• Brief: Below are records that must be duplicated exactly.

Data about app and page elements
----------------------------------------
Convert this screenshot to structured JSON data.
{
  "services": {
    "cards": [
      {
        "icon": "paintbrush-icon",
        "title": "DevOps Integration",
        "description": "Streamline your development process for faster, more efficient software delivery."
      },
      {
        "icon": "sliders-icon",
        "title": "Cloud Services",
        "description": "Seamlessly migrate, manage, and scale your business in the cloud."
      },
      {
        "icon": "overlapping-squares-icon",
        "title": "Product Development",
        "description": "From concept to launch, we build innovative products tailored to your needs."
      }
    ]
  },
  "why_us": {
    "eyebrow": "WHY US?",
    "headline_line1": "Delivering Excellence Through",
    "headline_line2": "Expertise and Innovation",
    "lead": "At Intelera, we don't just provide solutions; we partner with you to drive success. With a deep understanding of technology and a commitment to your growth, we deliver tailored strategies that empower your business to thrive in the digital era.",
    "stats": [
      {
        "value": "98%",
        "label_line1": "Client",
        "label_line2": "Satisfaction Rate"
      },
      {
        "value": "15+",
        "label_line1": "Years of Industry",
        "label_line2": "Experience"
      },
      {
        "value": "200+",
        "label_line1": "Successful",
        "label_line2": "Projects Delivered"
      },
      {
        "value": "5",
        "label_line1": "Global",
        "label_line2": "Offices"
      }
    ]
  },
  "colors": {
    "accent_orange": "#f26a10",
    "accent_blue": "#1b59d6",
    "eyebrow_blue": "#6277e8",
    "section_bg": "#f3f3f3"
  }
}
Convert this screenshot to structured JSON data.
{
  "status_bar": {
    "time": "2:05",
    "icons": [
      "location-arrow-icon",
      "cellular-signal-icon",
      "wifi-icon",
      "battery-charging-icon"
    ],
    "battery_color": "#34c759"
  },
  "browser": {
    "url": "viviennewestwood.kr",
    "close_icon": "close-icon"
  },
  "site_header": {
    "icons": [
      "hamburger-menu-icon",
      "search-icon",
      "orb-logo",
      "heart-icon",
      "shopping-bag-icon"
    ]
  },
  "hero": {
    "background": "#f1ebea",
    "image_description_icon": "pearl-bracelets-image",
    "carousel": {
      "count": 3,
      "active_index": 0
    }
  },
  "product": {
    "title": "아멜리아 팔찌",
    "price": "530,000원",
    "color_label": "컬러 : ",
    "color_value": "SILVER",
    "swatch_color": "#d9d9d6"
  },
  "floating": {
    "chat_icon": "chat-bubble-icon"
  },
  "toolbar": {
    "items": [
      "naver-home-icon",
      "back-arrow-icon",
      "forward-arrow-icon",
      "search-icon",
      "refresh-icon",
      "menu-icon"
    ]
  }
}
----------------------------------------
• Solution to this problem:
Convert this screenshot to structured JSON data.
{
  "services": {
    "cards": [
      {
        "icon": "paintbrush-icon",
        "title": "DevOps Integration",
        "description": "Streamline your development process for faster, more efficient software delivery."
      },
      {
        "icon": "sliders-icon",
        "title": "Cloud Services",
        "description": "Seamlessly migrate, manage, and scale your business in the cloud."
      },
      {
        "icon": "overlapping-squares-icon",
        "title": "Product Development",
        "description": "From concept to launch, we build innovative products tailored to your needs."
      }
    ]
  },
  "why_us": {
    "eyebrow": "WHY US?",
    "headline_line1": "Delivering Excellence Through",
    "headline_line2": "Expertise and Innovation",
    "lead": "At Intelera, we don't just provide solutions; we partner with you to drive success. With a deep understanding of technology and a commitment to your growth, we deliver tailored strategies that empower your business to thrive in the digital era.",
    "stats": [
      {
        "value": "98%",
        "label_line1": "Client",
        "label_line2": "Satisfaction Rate"
      },
      {
        "value": "15+",
        "label_line1": "Years of Industry",
        "label_line2": "Experience"
      },
      {
        "value": "200+",
        "label_line1": "Successful",
        "label_line2": "Projects Delivered"
      },
      {
        "value": "5",
        "label_line1": "Global",
        "label_line2": "Offices"
      }
    ]
  },
  "colors": {
    "accent_orange": "#f26a10",
    "accent_blue": "#1b59d6",
    "eyebrow_blue": "#6277e8",
    "section_bg": "#f3f3f3"
  }
}
Convert this screenshot to structured JSON data.
{
  "status_bar": {
    "time": "2:05",
    "icons": [
      "location-arrow-icon",
      "cellular-signal-icon",
      "wifi-icon",
      "battery-charging-icon"
    ],
    "battery_color": "#34c759"
  },
  "browser": {
    "url": "viviennewestwood.kr",
    "close_icon": "close-icon"
  },
  "site_header": {
    "icons": [
      "hamburger-menu-icon",
      "search-icon",
      "orb-logo",
      "heart-icon",
      "shopping-bag-icon"
    ]
  },
  "hero": {
    "background": "#f1ebea",
    "image_description_icon": "pearl-bracelets-image",
    "carousel": {
      "count": 3,
      "active_index": 0
    }
  },
  "product": {
    "title": "아멜리아 팔찌",
    "price": "530,000원",
    "color_label": "컬러 : ",
    "color_value": "SILVER",
    "swatch_color": "#d9d9d6"
  },
  "floating": {
    "chat_icon": "chat-bubble-icon"
  },
  "toolbar": {
    "items": [
      "naver-home-icon",
      "back-arrow-icon",
      "forward-arrow-icon",
      "search-icon",
      "refresh-icon",
      "menu-icon"
    ]
  }
}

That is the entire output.